Portions of David Bird’s excellent text, Understanding Wine Technology points out that wine was likely a fortunate discovery by ancient man and not always reliably produced. It was Louis Pasteur in the 19th century who finally figured out what happens in the fermentation process and only in the “…last three decades of the 20th century that scientific principals have been rigorously applied to winemaking.”
Winemakers from California, France and Germany describe their approach to their winemaking role. Also, the role of microbes and yeasts is examined, and Jamie Goode describes the purpose and importance of the much maligned and misunderstood sulfur dioxide.
Chapter 7 is an interesting exploration of the ability to smell or taste terroir. It includes a lively discussion of the term “minerality,” its sudden popularity as a descriptor of aroma or flavor, whether it even exists and the confusion between geological and nutritional minerals. Alex Maltman in “Minerality in Wine: A Geological Perspective” explains in scientific terms, mostly above my head, why it’s not minerals that are the origin of the aromas. Minerals “with very few exceptions -- in both geological and nutrient senses – lack flavor.”
I thought a lot about this chapter. Most descriptors in my tasting notes are metaphors such as “like the smell of rain on dusty stone,” and I often have seen a look of understanding from those with whom I have shared my notes. I certainly use metaphors for fruit aroma and flavor descriptors, and occasionally I have been asked if those fruits were actually in the wine. Of course, they’re not, although I was taught many years ago that gas chromatograph/mass spectrometry analysis showed that wines do contain some of the same chemical compounds as fruits. The minty, eucalyptus or garrigue aromas found in some wines have been shown in studies to have come from the oils of the nearby plants. In fact, I never understood the garrigue descriptor until I was walking in a vineyard in Roussillon in southwestern France and could smell all the rosemary, thyme, oregano, fennel and other herbs that were growing wild in the area. Of course, metaphors are only useful to those understand them.
Several authors report on the efforts to develop “natural terroir units.” Described by Carey, Archer and Saayman as “a unit of the earth’s surface that is characterized by relatively homogeneous patterns of topography, climate, geology, and soil. It has an agronomic potential that is reflected in the characteristics of its products, resulting finally in the concept of terroir.” In other words, an appellation that is determined by the defined characteristics, not by political boundaries.
Chapter 9 wrestles with the future of terroir from finding new exciting terroirs such as Priorat reported by Stephen Brook, to international style wines, effects of climate change and those regions that benefit from that change.

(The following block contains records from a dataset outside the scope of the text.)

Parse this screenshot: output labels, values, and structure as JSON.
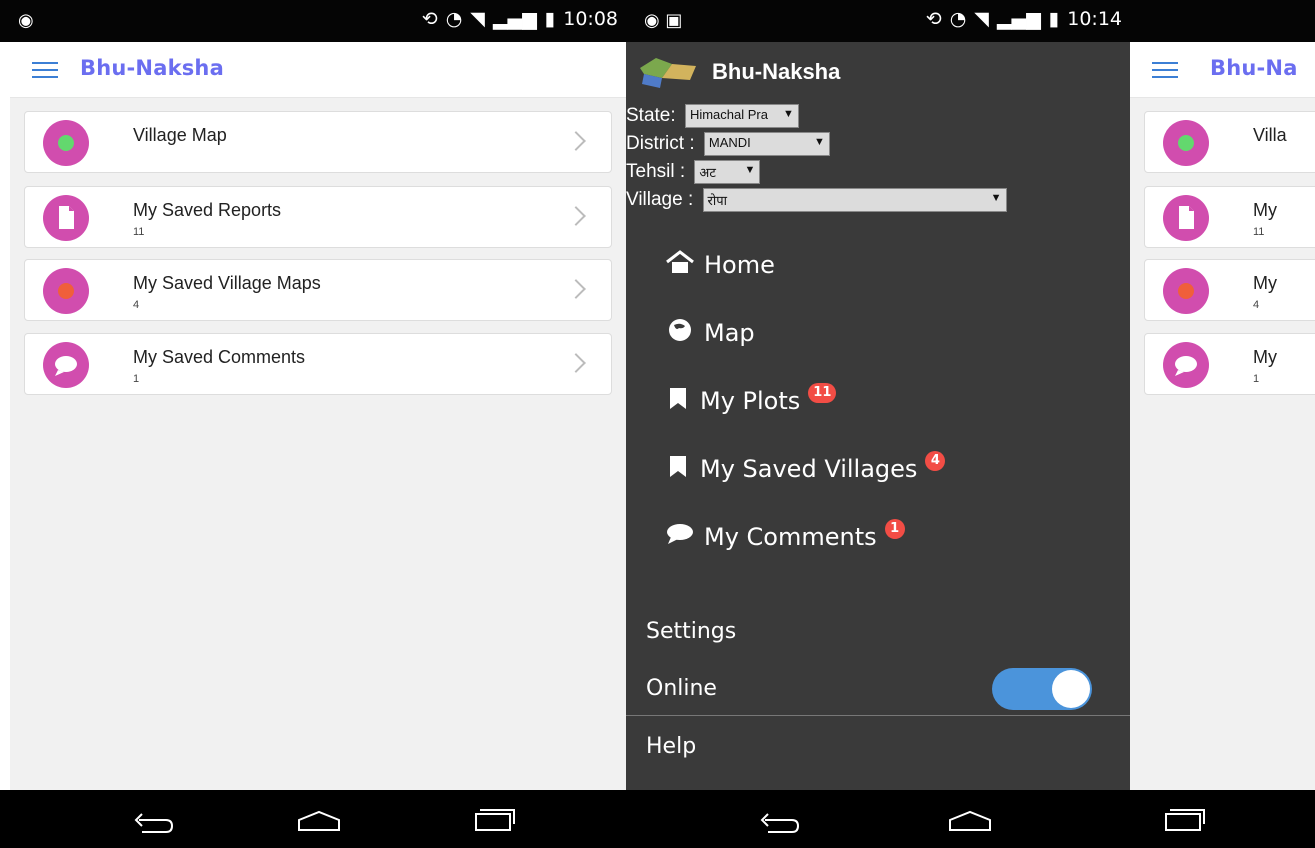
{
  "screens": [
    {
      "status_time": "10:08",
      "app_title": "Bhu-Naksha",
      "cards": [
        {
          "title": "Village Map",
          "count": "",
          "icon": "globe-icon"
        },
        {
          "title": "My Saved Reports",
          "count": "11",
          "icon": "document-icon"
        },
        {
          "title": "My Saved Village Maps",
          "count": "4",
          "icon": "map-pin-icon"
        },
        {
          "title": "My Saved Comments",
          "count": "1",
          "icon": "speech-bubble-icon"
        }
      ]
    },
    {
      "status_time": "10:14",
      "drawer": {
        "title": "Bhu-Naksha",
        "fields": {
          "state": {
            "label": "State:",
            "value": "Himachal Pra"
          },
          "district": {
            "label": "District :",
            "value": "MANDI"
          },
          "tehsil": {
            "label": "Tehsil :",
            "value": "अट"
          },
          "village": {
            "label": "Village :",
            "value": "रोपा"
          }
        },
        "menu": [
          {
            "label": "Home",
            "icon": "home-icon"
          },
          {
            "label": "Map",
            "icon": "globe-icon"
          },
          {
            "label": "My Plots",
            "badge": "11",
            "icon": "bookmark-icon"
          },
          {
            "label": "My Saved Villages",
            "badge": "4",
            "icon": "bookmark-icon"
          },
          {
            "label": "My Comments",
            "badge": "1",
            "icon": "speech-bubble-icon"
          }
        ],
        "settings_label": "Settings",
        "online_label": "Online",
        "help_label": "Help"
      }
    },
    {
      "app_title": "Bhu-Na",
      "cards": [
        {
          "title": "Villa",
          "count": ""
        },
        {
          "title": "My",
          "count": "11"
        },
        {
          "title": "My",
          "count": "4"
        },
        {
          "title": "My",
          "count": "1"
        }
      ]
    }
  ]
}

The final note in this chapter is from Wine, Terroir and Climate Change in which John Gladstones disagrees, saying that many claims “have depended too much on computer models unable to encompass the complexity of real climates.”
Surprisingly, Wine and Place is not a big book physically. In hardback it’s just over an inch thick, seven inches wide and ten and one-quarter inches high. But, it is big with well-researched ideas and carefully considered explanations, covering acres of territory and offering academic to poetic, to perhaps heretical thoughts on the topics. It is an invaluable resource presenting information brought together to consider and challenge. The authors encourage readers to go to the source of any of the excerpted material. They have provided notes at the end of chapters and a full bibliography in the back of the book. This book is a must for anyone who has a wine library, who wants to have a better understanding of terroir or just loves wine.
* * *
Wine and Place: A Terroir Reader by Tim Patterson and John Buechsenstein, published by University of California Press, 2018